so yeah, it’s not yours or his connection, it’s the connection between the 2 of you.

a couple things to try: port forwarding to your ps3. placing your ps3 in a DMZ. also check your cables/internal network for packet loss, you might have 50mbps download but if your cable is damaged or there is a lot of electronic interference then it could be degrading your networks capabilities on the internal side. there are literally hundreds of things that could be happening on your end to cause the problem even though your paying for a good amount of bandwidth.


#15

I think there are three possibilities…

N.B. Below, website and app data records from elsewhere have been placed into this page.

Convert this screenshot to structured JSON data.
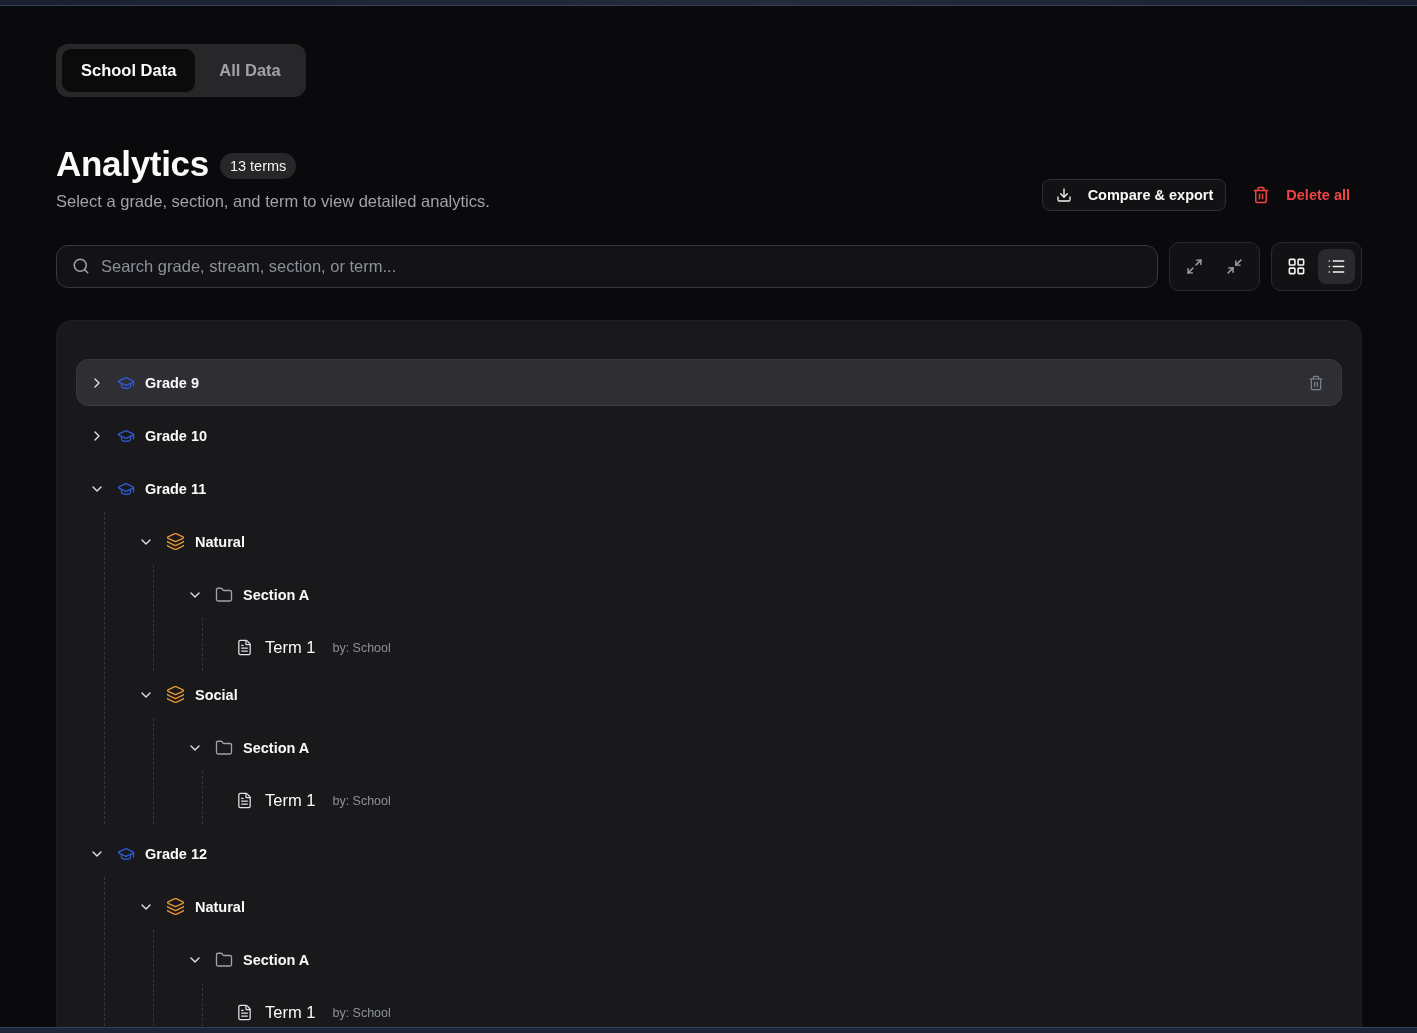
{
  "mode_tabs": [
    {
      "label": "School Data",
      "selected": true
    },
    {
      "label": "All Data",
      "selected": false
    }
  ],
  "header": {
    "title": "Analytics",
    "badge": "13 terms",
    "subtitle": "Select a grade, section, and term to view detailed analytics."
  },
  "actions": [
    {
      "kind": "export",
      "label": "Compare & export"
    },
    {
      "kind": "delete",
      "label": "Delete all"
    }
  ],
  "search": {
    "placeholder": "Search grade, stream, section, or term..."
  },
  "tree_controls": [
    {
      "kind": "expand"
    },
    {
      "kind": "collapse"
    }
  ],
  "view_toggle": [
    {
      "kind": "grid",
      "selected": false
    },
    {
      "kind": "list",
      "selected": true
    }
  ],
  "tree": [
    {
      "kind": "grade",
      "label": "Grade 9",
      "expanded": false,
      "highlighted": true
    },
    {
      "kind": "grade",
      "label": "Grade 10",
      "expanded": false,
      "highlighted": false
    },
    {
      "kind": "grade",
      "label": "Grade 11",
      "expanded": true,
      "highlighted": false,
      "children": [
        {
          "kind": "stream",
          "label": "Natural",
          "expanded": true,
          "highlighted": false,
          "children": [
            {
              "kind": "section",
              "label": "Section A",
              "expanded": true,
              "highlighted": false,
              "children": [
                {
                  "kind": "term",
                  "label": "Term 1",
                  "author": "by: School",
                  "highlighted": false
                }
              ]
            }
          ]
        },
        {
          "kind": "stream",
          "label": "Social",
          "expanded": true,
          "highlighted": false,
          "children": [
            {
              "kind": "section",
              "label": "Section A",
              "expanded": true,
              "highlighted": false,
              "children": [
                {
                  "kind": "term",
                  "label": "Term 1",
                  "author": "by: School",
                  "highlighted": false
                }
              ]
            }
          ]
        }
      ]
    },
    {
      "kind": "grade",
      "label": "Grade 12",
      "expanded": true,
      "highlighted": false,
      "children": [
        {
          "kind": "stream",
          "label": "Natural",
          "expanded": true,
          "highlighted": false,
          "children": [
            {
              "kind": "section",
              "label": "Section A",
              "expanded": true,
              "highlighted": false,
              "children": [
                {
                  "kind": "term",
                  "label": "Term 1",
                  "author": "by: School",
                  "highlighted": false
                }
              ]
            }
          ]
        }
      ]
    }
  ]
}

if you’re sharing the internet with someone else it happens sometimes… if you’re using windows XP go to start > run > cmd then “ping -t www.google.com” or your favorite site… and if each ping value isn’t consistent then that’s the problem…
for example, if your test values are like
30ms
30ms
60ms
30ms
30ms

then you would see you got 4-5 bar connections but when it becomes to 60ms you’ll see the slow motions…if someone uses the max. bandwidth of your internet speed then the ping values goes up to like 200ms or even higher… (e.g watching youtube lol…)
it still affects like what you said if you d/n stuff for 30-50kb/ sec

if you don’t share but your ping isn’t good. it’s time to call your ISP…

if you don’t have any problem at all, this would happen to your opponent as well…


#16

Thank you for that I shall look into it since it’s really starting to irritate me XD


#17

Also, be careful if you’re using wireless B/G, this will definitely hurt your connection. I hear wireless N is good but I’m not sure. Wired is always the best.

I’ve heard people say how wonderful the GGPO netcode is. Does this mean these issues aren’t as prevalent on GGPO?


#18

I don’t know what GGPO does exactly, but its pretty amazing. I hopped on like 3 weeks ago and played some sf3 for the first time. I proceeded to invite some guy to a match and get destroyed about 20 games in a row…but it was completely lagless. I said in chat that I came from sf4 and played a “pretty pro ken” and he lolled and challenged me to a sf4 match. Shit was so laggy in sf4 it was completely unplayable…some of the worst lag I’ve ever seen. The guy was probably from europe or something, but in the GGPO matches I didn’t feel any lag whatsoever.


#19

someone needs to write up an faq for dummys on how to port forward… i have no idea how to do it cause i dont know jack shit about computers, but it would be great if i the information on how to do it was accessible easily…

my main questions are extremely noob:

whats a port? LOL

how do i get to it?

how do i forward it?

what does forwarding a port do?

LOL yeah. i’m weaksauce at computers.

-dime


#20

http://portforward.com/